"He had a meal at our restaurant, liked it and proposed the opening of a branch in Cairo," said Morita. "At the time my business here was doing fine so I decided to go through with the new experiment," he added.
At the invitation of Fahmy, the Brazilian businessman went to Cairo to visit the city and proceed with the deal. Apart from licensing his brand, Morita also transferred know-how in the preparation of Japanese dishes. His sushiman, Aldo Aoyagi, spent three months in Egypt training his Arab colleagues in the art of making Brazilian-style sushi.
"They knew the traditional sushi, not the ones we have here, invented in Brazil," stated Aoyagi, a son of a Japanese father and a nisei mother, born in Brazil from Japanese parents. During his stay in Cairo, he introduced ingredients to the recipes, like breaded shrimp, cream cheese and fruit like strawberry and mango.
The inventiveness of Brazilian sushimen may be compared to that of contemporary cuisine chefs, but also includes the simpler rice cakes accompanied by typical ingredients like raw tuna and salmon, ranging to traditional Brazilian fruit and also including foie gras.
Aoyagi's stay in Egypt and his salary over the period were covered by Fahmy. "I prioritized the training of three sushimen, who had some experience, and they are supposed to pass what they learnt on to others," he said. "I was very well received there, they treated me very well, I visited the homes of my colleagues and met their families," he added.
With the experience, Aoyagi and Morita changed their point of view on the Arab world. Used to seeing television news about the conflict in the Middle East, they found in Egypt a friendly and hospitable people.
"In the personal aspect, the experience served to diversify the image I had of the Muslim religion," stated Morita. "On arriving in Egypt we meet friendly people.

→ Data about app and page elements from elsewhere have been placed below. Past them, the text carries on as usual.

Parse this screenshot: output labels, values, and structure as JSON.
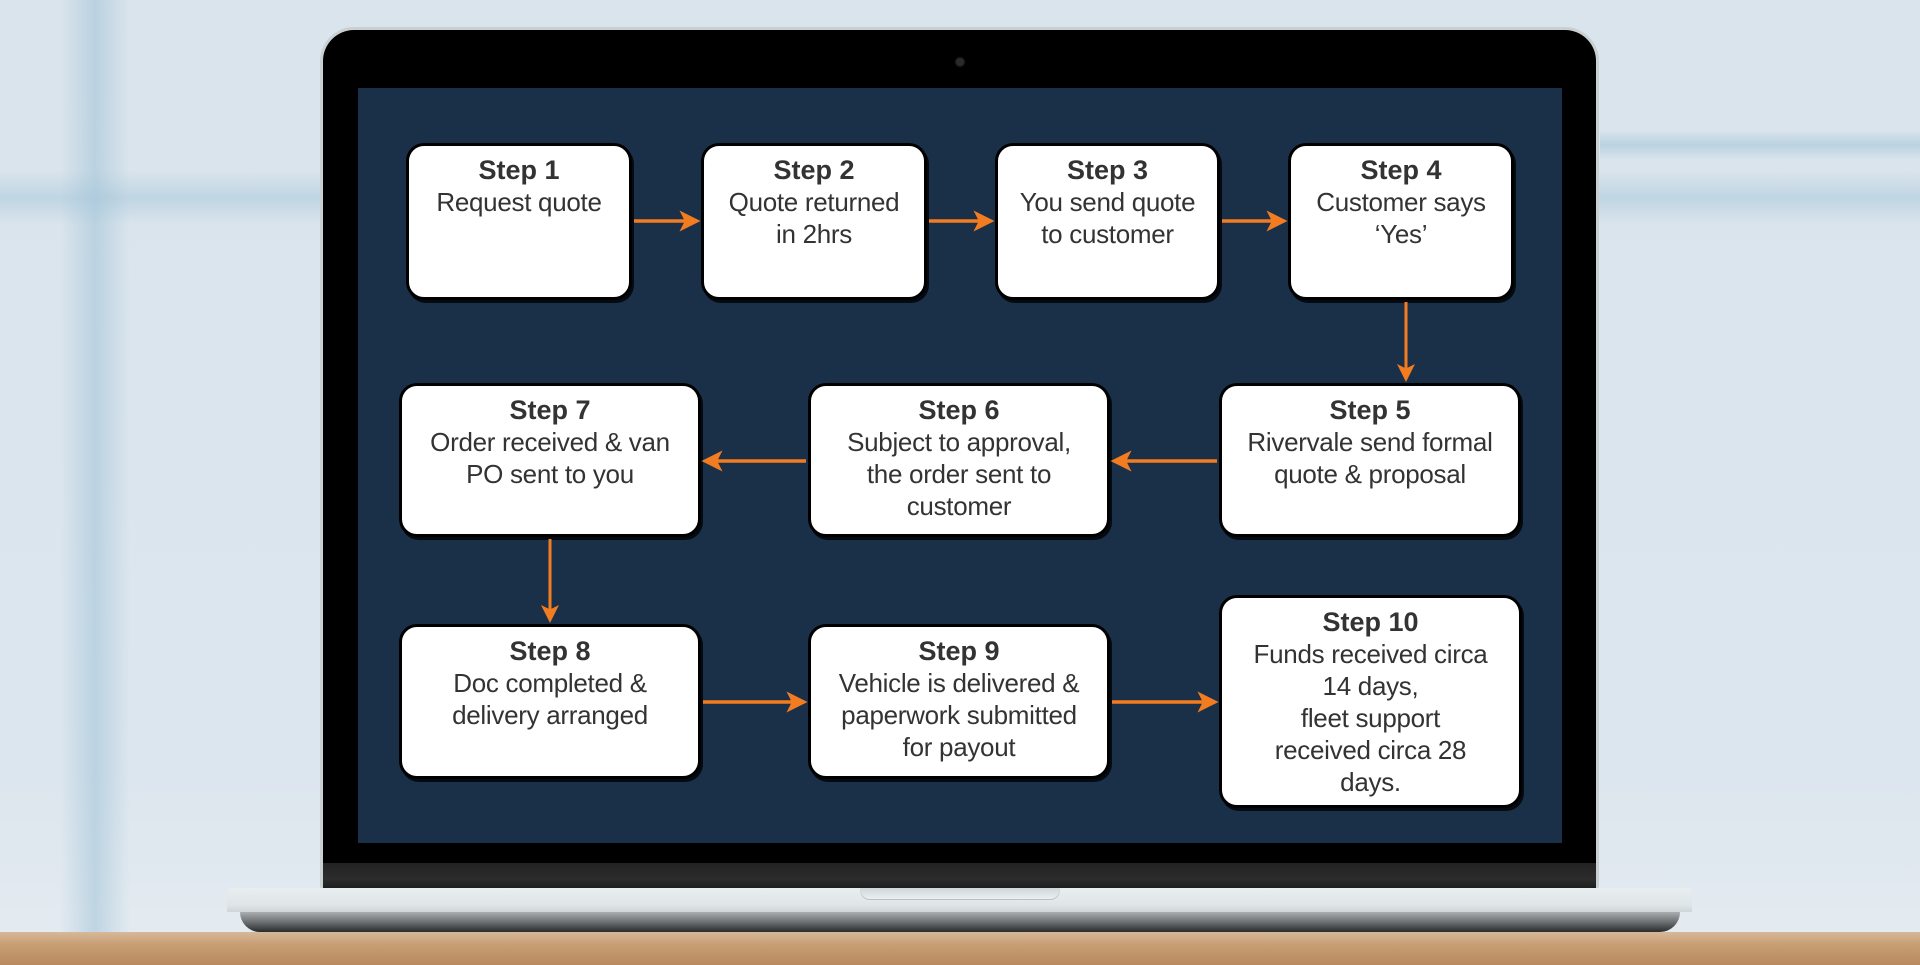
{
  "colors": {
    "screen_bg": "#1a3048",
    "box_bg": "#ffffff",
    "box_border": "#000000",
    "arrow": "#f47c20",
    "text": "#333333"
  },
  "steps": [
    {
      "title": "Step 1",
      "lines": [
        "Request quote"
      ]
    },
    {
      "title": "Step 2",
      "lines": [
        "Quote returned",
        "in 2hrs"
      ]
    },
    {
      "title": "Step 3",
      "lines": [
        "You send quote",
        "to customer"
      ]
    },
    {
      "title": "Step 4",
      "lines": [
        "Customer says",
        "‘Yes’"
      ]
    },
    {
      "title": "Step 5",
      "lines": [
        "Rivervale send formal",
        "quote & proposal"
      ]
    },
    {
      "title": "Step 6",
      "lines": [
        "Subject to approval,",
        "the order sent to",
        "customer"
      ]
    },
    {
      "title": "Step 7",
      "lines": [
        "Order received & van",
        "PO sent to you"
      ]
    },
    {
      "title": "Step 8",
      "lines": [
        "Doc completed &",
        "delivery arranged"
      ]
    },
    {
      "title": "Step 9",
      "lines": [
        "Vehicle is delivered &",
        "paperwork submitted",
        "for payout"
      ]
    },
    {
      "title": "Step 10",
      "lines": [
        "Funds received circa",
        "14 days,",
        "fleet support",
        "received circa 28",
        "days."
      ]
    }
  ],
  "connections": [
    {
      "from": "Step 1",
      "to": "Step 2",
      "direction": "right"
    },
    {
      "from": "Step 2",
      "to": "Step 3",
      "direction": "right"
    },
    {
      "from": "Step 3",
      "to": "Step 4",
      "direction": "right"
    },
    {
      "from": "Step 4",
      "to": "Step 5",
      "direction": "down"
    },
    {
      "from": "Step 5",
      "to": "Step 6",
      "direction": "left"
    },
    {
      "from": "Step 6",
      "to": "Step 7",
      "direction": "left"
    },
    {
      "from": "Step 7",
      "to": "Step 8",
      "direction": "down"
    },
    {
      "from": "Step 8",
      "to": "Step 9",
      "direction": "right"
    },
    {
      "from": "Step 9",
      "to": "Step 10",
      "direction": "right"
    }
  ]
}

You can, for example, walk in the street with a camera hanging round your neck without fearing being robbed. People stop you to talk, they even seem like Brazilians," he added.
According to Morita, the agreement with the Egyptian businessman has not involved financial gain. "In the long-term, the experience – the acquisition of knowledge – is more valuable than the financial gain," he added.
Thus, in the same way as Aoyagi went to Egypt, Fahmy sent to Brazil one of his employees, called Abdul Kareim, to spend a period in São Paulo learning with the daily life at Mori Sushi, which has two restaurants in the city of São Paulo.
Although the Arab and Japanese cultures are very different, their presence in Brazil has similar characteristics. Brazil has the largest Arab community outside the Arab world, and also has the largest Japanese community outside Japan and, in both cases; São Paulo has the largest communities.
The start of the Japanese immigration to Brazil is going to complete one century next year. The first Japanese arrived in Santos on the Kasato Maru, in 1908. The Arabs, in turn, started arriving in the country in the late nineteenth century.
In the beginning, the representatives of both groups worked in different fields, the Japanese mainly in agriculture and the Arabs in trade. Today, however, the descendants of these immigrants are present in practically all segments of the Brazilian society.
Another similarity is the cultural presence. There are various organizations and groups of Arab and Japanese origin. In the same way as it is possible to eat kibbehs, sfihas, hummus and kafta anywhere in São Paulo, it is also possible to flavor sushi, sashimi, tempura and yakisoba anywhere, even at street seller stands.
If you want to buy a shisha, all you have to do is go to 25 de Março street, in downtown São Paulo, to find one. But if you want to prepare a sukiyaki, a traditional Japanese dish, all you have to do is visit Liberdade, also in downtown, and get the ingredients.
Tel: (+55 11) 3872-0976
Rua Melo Palheta, 284, Perdizes, São Paulo – SP
Mori Sushi Jardins
Tel: (+55 11) 3898-2977
Rua da Consolação, 3610, Jardins. São Paulo – SP
Mori Sushi Cairo
Tel: (+202) 135-0206
19, Gabalaya street, Zamalek, Cairo
Tel: (+202) 735-0014
Abu El-Feda street, Zamalek, Cairo
Anba – www.anba.com.br